Gaius Calpurnius Piso (conspirator)


Gaius Calpurnius Piso was a Roman senator in the first century. He was the focal figure in the Pisonian conspiracy of AD 65, the most famous and wide-ranging plot against the throne of Emperor Nero.

Gaius Calpurnius Piso
DiedAD 65
Cause of deathForced suicide
OccupationAncient Roman senator
Known forPisonian conspiracy

Character and early lifeEdit

Piso was extremely well liked throughout Rome. Through his father he inherited connections with many distinguished families, and from his mother great wealth. Piso came from the ancient and noble house of the Calpurnii[1] and he distributed his great wealth among many beneficiaries of all Roman social classes. Among a wide range of interests, Piso sang on the tragic stage, wrote poetry, played an expert game of Latrunculi, and owned a villa at Baiae.[2] He was the son of the consul Lucius Calpurnius Piso and his wife Licinia, daughter of the consul Marcus Licinius Crassus Frugi and sister of Marcus Licinius Crassus Frugi, a senator.

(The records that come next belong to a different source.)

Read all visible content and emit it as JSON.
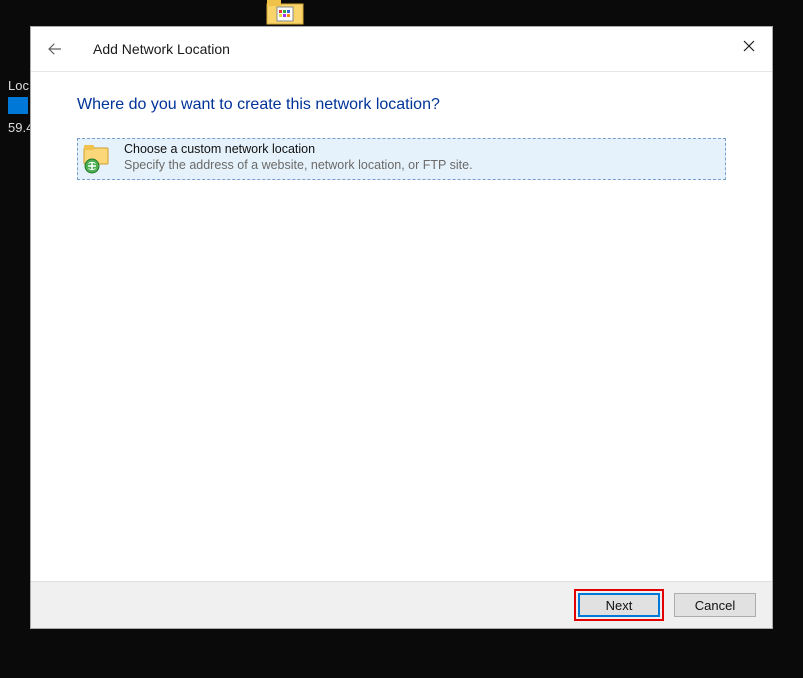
{
  "background": {
    "loc_label": "Loc",
    "value_label": "59.4"
  },
  "dialog": {
    "title": "Add Network Location",
    "heading": "Where do you want to create this network location?",
    "option": {
      "title": "Choose a custom network location",
      "description": "Specify the address of a website, network location, or FTP site."
    },
    "buttons": {
      "next": "Next",
      "cancel": "Cancel"
    }
  }
}
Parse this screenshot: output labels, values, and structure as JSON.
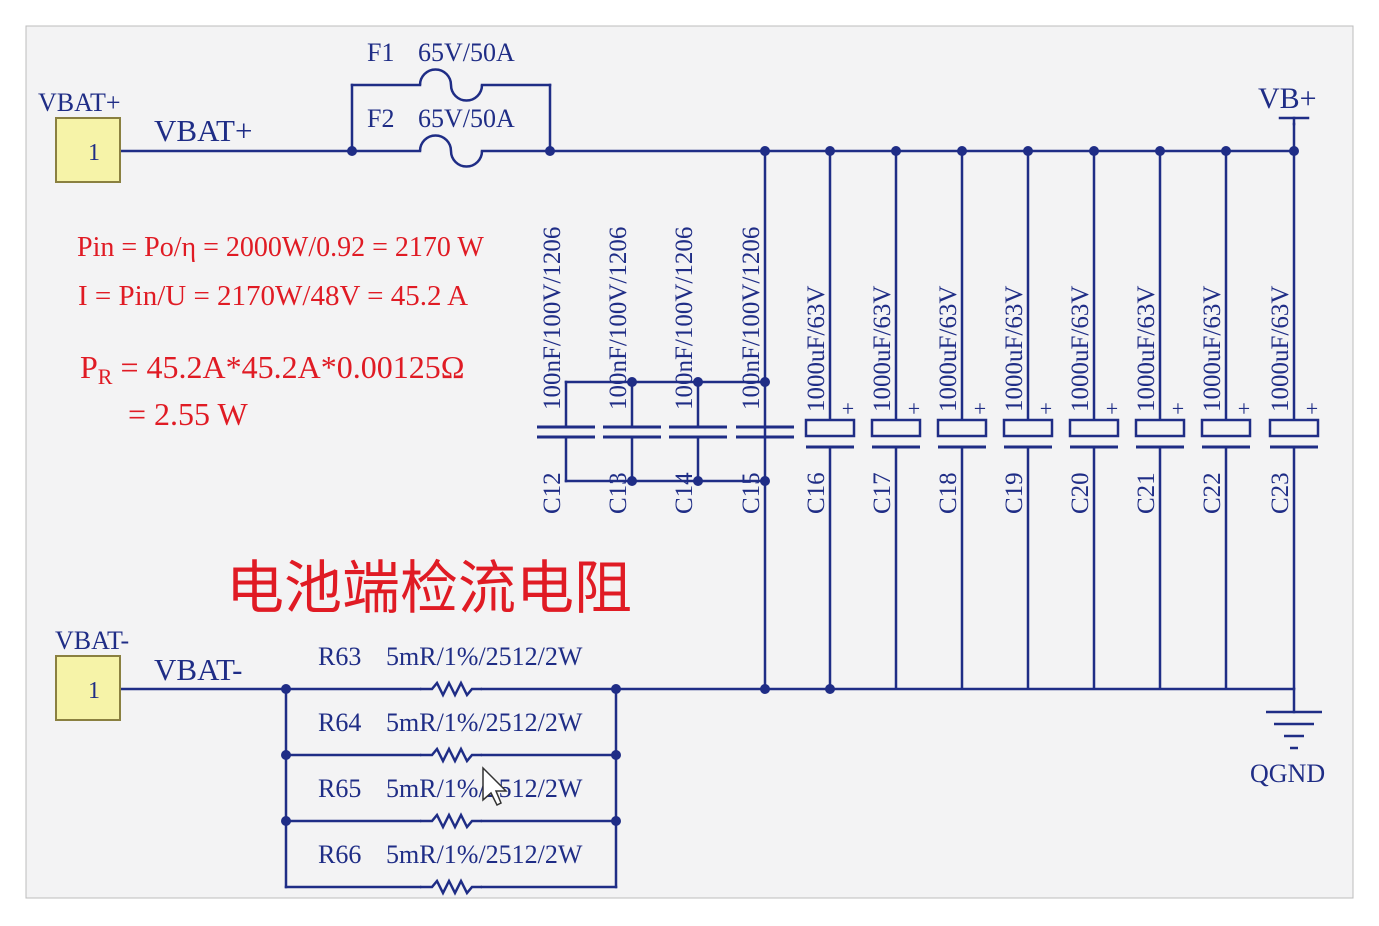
{
  "colors": {
    "background": "#f3f3f4",
    "wire": "#1f2d86",
    "label": "#1f2d86",
    "note": "#e01b24",
    "connector_fill": "#f6f3a8",
    "connector_stroke": "#8a8040"
  },
  "connectors": [
    {
      "net": "VBAT+",
      "net_label": "VBAT+",
      "pin": "1"
    },
    {
      "net": "VBAT-",
      "net_label": "VBAT-",
      "pin": "1"
    }
  ],
  "fuses": [
    {
      "ref": "F1",
      "value": "65V/50A"
    },
    {
      "ref": "F2",
      "value": "65V/50A"
    }
  ],
  "power_port": {
    "label": "VB+"
  },
  "ground_port": {
    "label": "QGND"
  },
  "ceramic_caps": [
    {
      "ref": "C12",
      "value": "100nF/100V/1206"
    },
    {
      "ref": "C13",
      "value": "100nF/100V/1206"
    },
    {
      "ref": "C14",
      "value": "100nF/100V/1206"
    },
    {
      "ref": "C15",
      "value": "100nF/100V/1206"
    }
  ],
  "electrolytic_caps": [
    {
      "ref": "C16",
      "value": "1000uF/63V"
    },
    {
      "ref": "C17",
      "value": "1000uF/63V"
    },
    {
      "ref": "C18",
      "value": "1000uF/63V"
    },
    {
      "ref": "C19",
      "value": "1000uF/63V"
    },
    {
      "ref": "C20",
      "value": "1000uF/63V"
    },
    {
      "ref": "C21",
      "value": "1000uF/63V"
    },
    {
      "ref": "C22",
      "value": "1000uF/63V"
    },
    {
      "ref": "C23",
      "value": "1000uF/63V"
    }
  ],
  "polarity_mark": "+",
  "resistors": [
    {
      "ref": "R63",
      "value": "5mR/1%/2512/2W"
    },
    {
      "ref": "R64",
      "value": "5mR/1%/2512/2W"
    },
    {
      "ref": "R65",
      "value": "5mR/1%/2512/2W"
    },
    {
      "ref": "R66",
      "value": "5mR/1%/2512/2W"
    }
  ],
  "annotations": {
    "line1": "Pin = Po/η = 2000W/0.92 = 2170 W",
    "line2": "I = Pin/U = 2170W/48V = 45.2 A",
    "line3_prefix": "P",
    "line3_sub": "R",
    "line3_rest": " = 45.2A*45.2A*0.00125Ω",
    "line4": "= 2.55 W",
    "title": "电池端检流电阻"
  }
}
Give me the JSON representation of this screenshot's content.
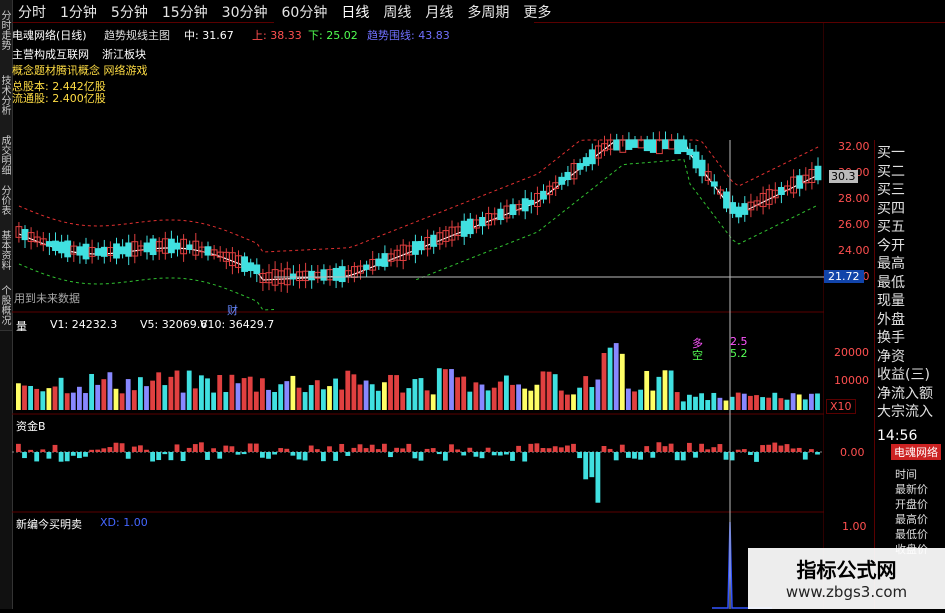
{
  "periods": [
    "分时",
    "1分钟",
    "5分钟",
    "15分钟",
    "30分钟",
    "60分钟",
    "日线",
    "周线",
    "月线",
    "多周期",
    "更多"
  ],
  "side_tabs": [
    "分时走势",
    "技术分析",
    "成交明细",
    "分价表",
    "基本资料",
    "个股概况"
  ],
  "header": {
    "stock": "电魂网络(日线)",
    "indicator": "趋势规线主图",
    "mid_label": "中: 31.67",
    "up_label": "上: 38.33",
    "down_label": "下: 25.02",
    "trend_label": "趋势围线: 43.83"
  },
  "info": {
    "main_business": "主营构成互联网",
    "zhejiang": "浙江板块",
    "concept": "概念题材腾讯概念 网络游戏",
    "total_shares": "总股本: 2.442亿股",
    "float_shares": "流通股: 2.400亿股"
  },
  "chart_note": "用到未来数据",
  "cai_marker": "财",
  "price_axis": [
    "32.00",
    "30.00",
    "28.00",
    "26.00",
    "24.00",
    "22.00"
  ],
  "price_current": "30.3",
  "price_cursor": "21.72",
  "volume": {
    "title": "量",
    "v1": "V1: 24232.3",
    "v5": "V5: 32069.6",
    "v10": "V10: 36429.7",
    "axis": [
      "20000",
      "10000"
    ],
    "unit": "X10",
    "duo_label": "多",
    "duo_val": "2.5",
    "kong_label": "空",
    "kong_val": "5.2"
  },
  "fund": {
    "title": "资金B",
    "axis": "0.00"
  },
  "signal": {
    "title": "新编今买明卖",
    "xd": "XD: 1.00",
    "axis": "1.00"
  },
  "right_panel": {
    "rows": [
      "买一",
      "买二",
      "买三",
      "买四",
      "买五",
      "今开",
      "最高",
      "最低",
      "现量",
      "外盘",
      "换手",
      "净资",
      "收益(三)",
      "净流入额",
      "大宗流入"
    ],
    "time": "14:56",
    "stock_tag": "电魂网络",
    "fields": [
      "时间",
      "最新价",
      "开盘价",
      "最高价",
      "最低价",
      "收盘价"
    ]
  },
  "watermark": {
    "title": "指标公式网",
    "url": "www.zbgs3.com"
  },
  "colors": {
    "up": "#e04040",
    "down": "#40e0e0",
    "grid": "#5a0000",
    "bg": "#000000"
  }
}
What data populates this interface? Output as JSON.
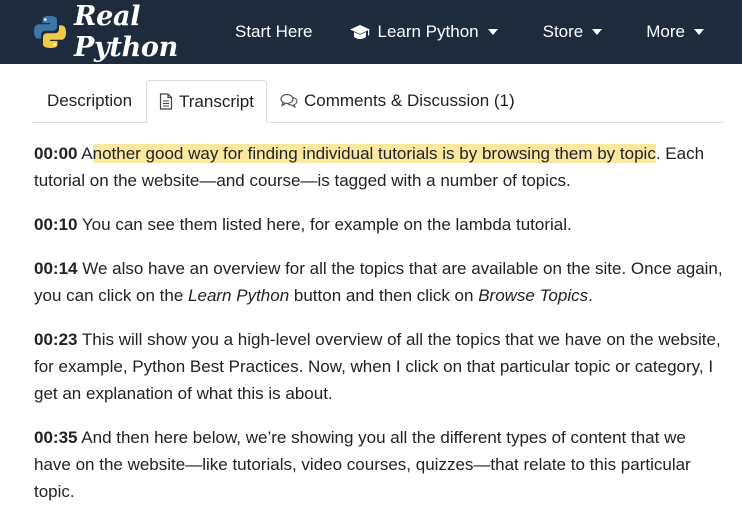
{
  "brand": {
    "name": "Real Python"
  },
  "nav": {
    "start_here": "Start Here",
    "learn_python": "Learn Python",
    "store": "Store",
    "more": "More"
  },
  "tabs": {
    "description": "Description",
    "transcript": "Transcript",
    "comments": "Comments & Discussion (1)",
    "active": "Transcript"
  },
  "transcript": [
    {
      "time": "00:00",
      "first_letter": "A",
      "highlight": "nother good way for finding individual tutorials is by browsing them by topic",
      "rest": ". Each tutorial on the website—and course—is tagged with a number of topics."
    },
    {
      "time": "00:10",
      "text": "You can see them listed here, for example on the lambda tutorial."
    },
    {
      "time": "00:14",
      "text_a": "We also have an overview for all the topics that are available on the site. Once again, you can click on the ",
      "em1": "Learn Python",
      "text_b": " button and then click on ",
      "em2": "Browse Topics",
      "text_c": "."
    },
    {
      "time": "00:23",
      "text": "This will show you a high-level overview of all the topics that we have on the website, for example, Python Best Practices. Now, when I click on that particular topic or category, I get an explanation of what this is about."
    },
    {
      "time": "00:35",
      "text": "And then here below, we’re showing you all the different types of content that we have on the website—like tutorials, video courses, quizzes—that relate to this particular topic."
    }
  ],
  "colors": {
    "navbar": "#1d2b3d",
    "highlight": "#fbe8a0",
    "python_blue": "#3b77a8",
    "python_yellow": "#f6c944"
  }
}
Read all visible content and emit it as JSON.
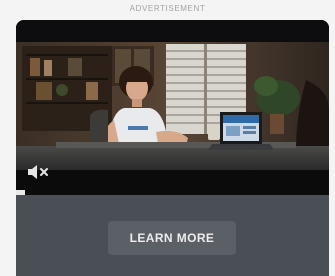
{
  "header": {
    "label": "ADVERTISEMENT"
  },
  "video": {
    "progress_fraction": 0.03,
    "mute_icon": "speaker-muted-icon",
    "thumbnail": "Woman at a desk with a laptop"
  },
  "cta": {
    "label": "LEARN MORE"
  },
  "colors": {
    "page_bg": "#f4f4f4",
    "card_bg": "#2a2d31",
    "cta_panel": "#4a4f55",
    "cta_button": "#5b6066",
    "progress": "#e9e9e9"
  }
}
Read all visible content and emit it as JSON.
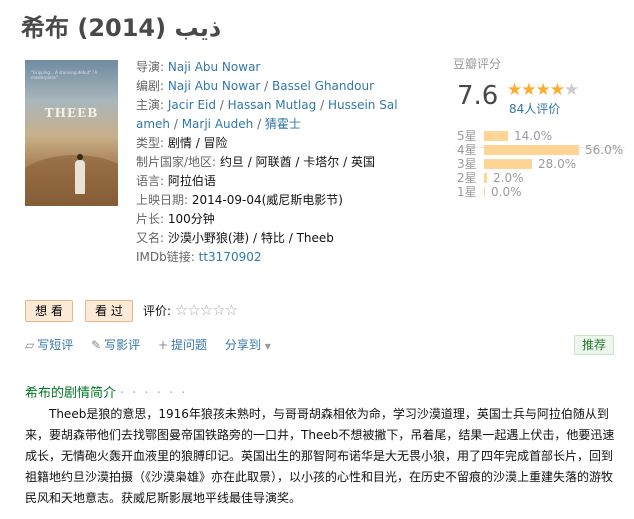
{
  "title": "希布 ذيب (2014)",
  "poster": {
    "title_text": "THEEB",
    "tagline": "\"Gripping... A stunning debut\" \"A masterpiece\""
  },
  "info": {
    "director_label": "导演:",
    "director": "Naji Abu Nowar",
    "writer_label": "编剧:",
    "writers": [
      "Naji Abu Nowar",
      "Bassel Ghandour"
    ],
    "cast_label": "主演:",
    "cast_line1": [
      "Jacir Eid",
      "Hassan Mutlag",
      "Hussein Sal"
    ],
    "cast_line2": [
      "ameh",
      "Marji Audeh",
      "猜霍士"
    ],
    "genre_label": "类型:",
    "genre": "剧情 / 冒险",
    "country_label": "制片国家/地区:",
    "country": "约旦 / 阿联酋 / 卡塔尔 / 英国",
    "language_label": "语言:",
    "language": "阿拉伯语",
    "release_label": "上映日期:",
    "release": "2014-09-04(威尼斯电影节)",
    "runtime_label": "片长:",
    "runtime": "100分钟",
    "aka_label": "又名:",
    "aka": "沙漠小野狼(港) / 特比 / Theeb",
    "imdb_label": "IMDb链接:",
    "imdb": "tt3170902"
  },
  "rating": {
    "header": "豆瓣评分",
    "score": "7.6",
    "stars_on": "★★★★",
    "stars_off": "★",
    "count": "84人评价",
    "distribution": [
      {
        "label": "5星",
        "pct_text": "14.0%",
        "pct": 14.0
      },
      {
        "label": "4星",
        "pct_text": "56.0%",
        "pct": 56.0
      },
      {
        "label": "3星",
        "pct_text": "28.0%",
        "pct": 28.0
      },
      {
        "label": "2星",
        "pct_text": "2.0%",
        "pct": 2.0
      },
      {
        "label": "1星",
        "pct_text": "0.0%",
        "pct": 0.0
      }
    ]
  },
  "actions": {
    "want_label": "想 看",
    "seen_label": "看 过",
    "rate_label": "评价:",
    "rate_stars": "☆☆☆☆☆",
    "write_short": "写短评",
    "write_review": "写影评",
    "ask": "提问题",
    "share": "分享到",
    "share_arrow": "▼",
    "recommend": "推荐"
  },
  "synopsis": {
    "heading": "希布的剧情简介",
    "dots": "· · · · · ·",
    "text": "Theeb是狼的意思，1916年狼孩未熟时，与哥哥胡森相依为命，学习沙漠道理，英国士兵与阿拉伯随从到来，要胡森带他们去找鄂图曼帝国铁路旁的一口井，Theeb不想被撇下，吊着尾，结果一起遇上伏击，他要迅速成长，无情砲火轰开血液里的狼膊印记。英国出生的那智阿布诺华是大无畏小狼，用了四年完成首部长片，回到祖籍地约旦沙漠拍摄（《沙漠枭雄》亦在此取景），以小孩的心性和目光，在历史不留痕的沙漠上重建失落的游牧民风和天地意志。获威尼斯影展地平线最佳导演奖。"
  }
}
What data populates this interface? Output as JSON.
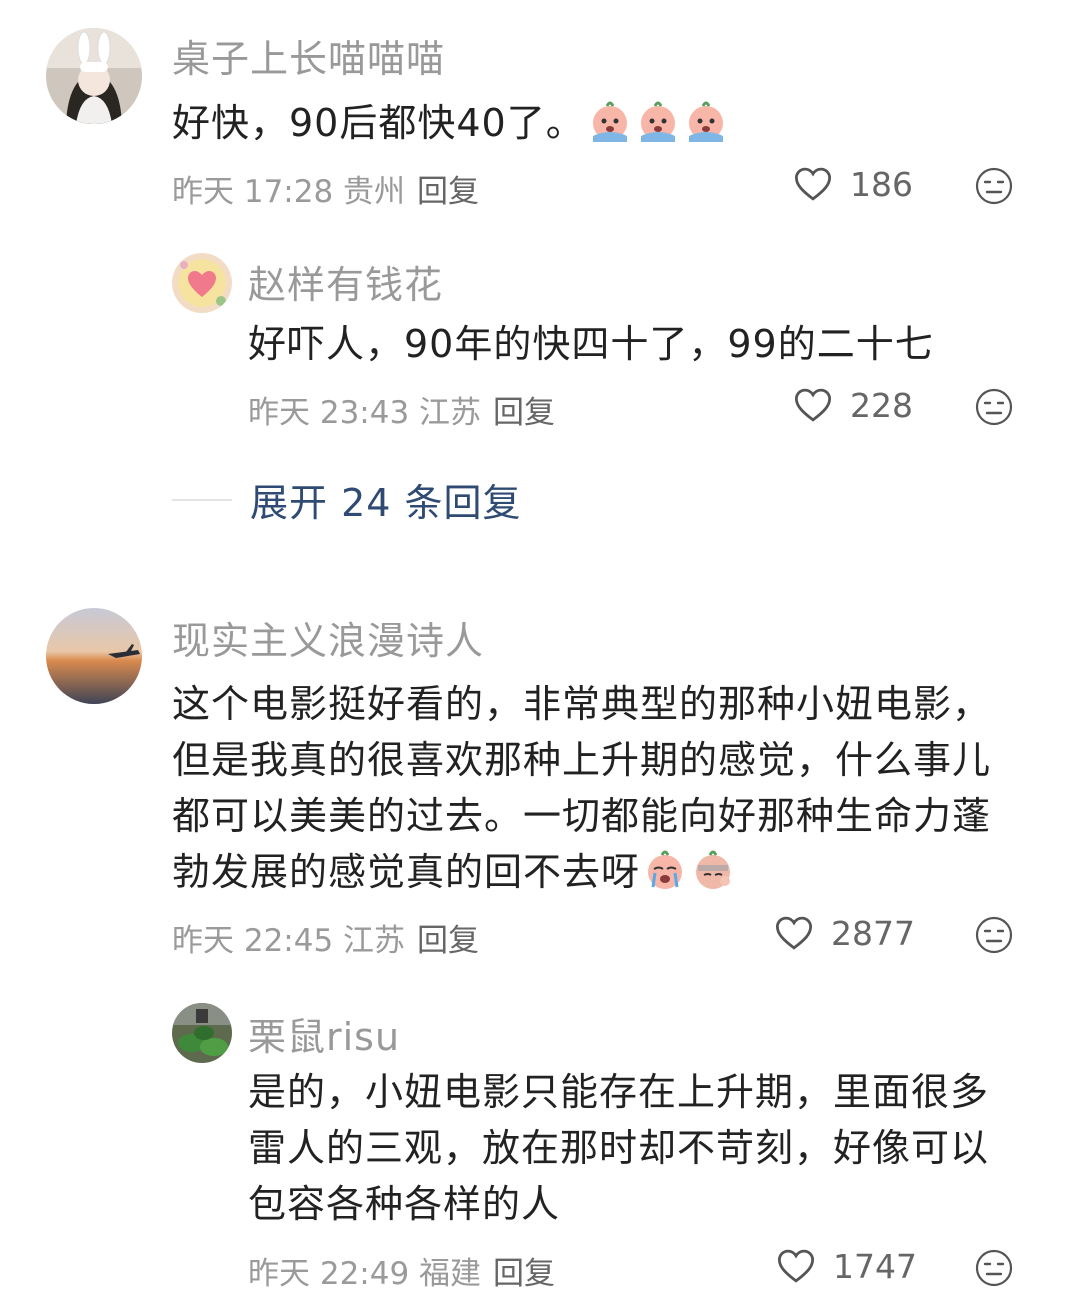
{
  "comments": [
    {
      "username": "桌子上长喵喵喵",
      "text": "好快，90后都快40了。",
      "emojis": [
        "crying-peach-emoji",
        "crying-peach-emoji",
        "crying-peach-emoji"
      ],
      "meta": "昨天 17:28 贵州",
      "reply_label": "回复",
      "likes": "186",
      "replies": [
        {
          "username": "赵样有钱花",
          "text": "好吓人，90年的快四十了，99的二十七",
          "meta": "昨天 23:43 江苏",
          "reply_label": "回复",
          "likes": "228"
        }
      ],
      "expand_label": "展开 24 条回复"
    },
    {
      "username": "现实主义浪漫诗人",
      "text": "这个电影挺好看的，非常典型的那种小妞电影，但是我真的很喜欢那种上升期的感觉，什么事儿都可以美美的过去。一切都能向好那种生命力蓬勃发展的感觉真的回不去呀",
      "emojis": [
        "crying-peach-emoji",
        "sad-peach-emoji"
      ],
      "meta": "昨天 22:45 江苏",
      "reply_label": "回复",
      "likes": "2877",
      "replies": [
        {
          "username": "栗鼠risu",
          "text": "是的，小妞电影只能存在上升期，里面很多雷人的三观，放在那时却不苛刻，好像可以包容各种各样的人",
          "meta": "昨天 22:49 福建",
          "reply_label": "回复",
          "likes": "1747"
        }
      ]
    }
  ],
  "colors": {
    "name": "#999999",
    "text": "#222222",
    "meta": "#9a9a9a",
    "expand": "#2f4a73"
  },
  "icons": [
    "heart-outline-icon",
    "dislike-face-icon"
  ]
}
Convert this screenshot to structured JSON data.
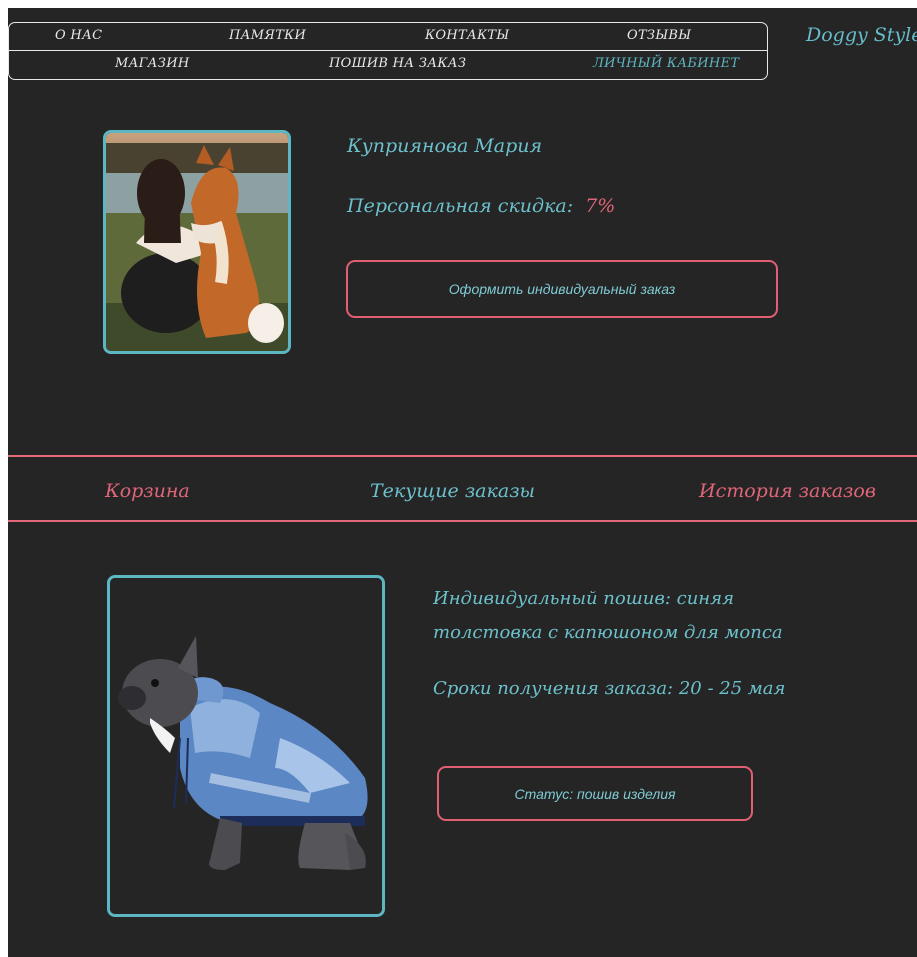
{
  "nav": {
    "items_row1": [
      "О НАС",
      "ПАМЯТКИ",
      "КОНТАКТЫ",
      "ОТЗЫВЫ"
    ],
    "items_row2": [
      "МАГАЗИН",
      "ПОШИВ НА ЗАКАЗ",
      "ЛИЧНЫЙ КАБИНЕТ"
    ],
    "brand": "Doggy Style"
  },
  "profile": {
    "name": "Куприянова Мария",
    "discount_label": "Персональная скидка:",
    "discount_value": "7%",
    "order_button": "Оформить индивидуальный заказ"
  },
  "tabs": [
    "Корзина",
    "Текущие заказы",
    "История заказов"
  ],
  "order": {
    "title_line1": "Индивидуальный пошив:  синяя",
    "title_line2": "толстовка с капюшоном для мопса",
    "dates": "Сроки получения заказа: 20 - 25 мая",
    "status_button": "Статус: пошив изделия"
  },
  "colors": {
    "accent_teal": "#5cb7c3",
    "accent_pink": "#e05f72",
    "background": "#252525"
  },
  "icons": [
    "profile-photo-woman-with-dog",
    "french-bulldog-in-hoodie-photo"
  ]
}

Piso was tall, good-looking, affable, and an excellent orator and advocate in the courts. Despite these facts Piso's overall integrity was questionable. According to Tacitus, Piso used his eloquence to defend his fellow citizens and was generous and gracious in speech, but lacked earnestness and was overly ostentatious, while craving the sensual.[1] In AD 40, the emperor Caligula banished Piso from Rome after he took a fancy to Piso's wife, Livia Orestilla. Caligula forced Piso's wife to leave him, and then accused Piso of adultery with her in order to establish cause for banishment.[3] Piso would return to Rome one year later, after Caligula's assassination.

Pisonian conspiracy and deathEdit

Claudius recalled Piso to Rome, probably soon after his accession in AD 41. He was suffect consul in an unknown year.[4] Piso then became a powerful senator during the reign of Emperor Nero and in AD 65 led a secret initiative to replace Emperor Nero that became known as the Pisonian Conspiracy.

Piso leveraged senatorial anger with Nero to gain power. Already in AD 62, there had been talk among those of senatorial rank, in the nobility, and among the equites that Nero was ruining Rome.[5] By AD 65, the city had endured the Great Fire of Rome and the persecution of the Christians, spurring groups of conspirators to come together under the leadership of Piso with the goal of killing Nero.

On 19 April, AD 65, the freedman Milichus betrayed Piso's plot to kill the emperor[5] and the conspirators were all arrested. In all, 19 were put to death and 13 exiled,[5] reflecting the massive scope of the conspiracy. Piso was ordered to commit suicide and so killed himself.

Piso was survived by his son, Calpurnius Piso Galerianus who married Calpurnia, daughter of Licinia Magna and Lucius Calpurnius Piso,[6] who served as one of the consuls in 57.[7] Galerianus was executed in 70 for opposing the emperor Vespasian.[8]


Piso is probably the one referred to by Calpurnius Siculus under the name of "Meliboeus", and he is the subject of the panegyric De laude Pisonis (On the praise of Piso).

See alsoEdit


  1. ^ a b Bunson, Matthew. "Piso, Gaius Calpurnicus." Encyclopedia of the Roman Empire. New York: Facts on File, 1994
  2. ^ Rogers, Robert Samuel. "Heirs and Rivals to Nero." Transactions and Proceedings of the American Philogical Association, Vol. 86. 1955, pp. 190-212
  3. ^ Hazel, John. "Piso, 1." Who's Who in the Roman World. London: Routledge, 2001.
  4. ^ Edmund Groag: Calpurnius 65.(in German) In: Realencyclopädie der classischen Altertumswissenschaft (RE). Vol. III,1, Stuttgart 1897, col. 1377–1379.
  5. ^ a b c Bunson, Matthew. "Pisonian Conspiracy." Encyclopedia of the Roman Empire. New York: Facts on File, 1994.
  6. ^ Tacitus, Annales, IV.49
  7. ^ Elsner, Life, Death and Representation: Some New Work on Roman Sarcophagi, p. 57
  8. ^ Anne Publie. "Les Cneuius". [1] & Anne Publie. "Les Caesoninus" [2]


  •   This article incorporates text from a publication now in the public domainChisholm, Hugh, ed. (1911). "Piso". Encyclopædia Britannica. Vol. 21 (11th ed.). Cambridge University Press.
  • Theodor Mommsen. The History of Rome, Book IV at Project Gutenberg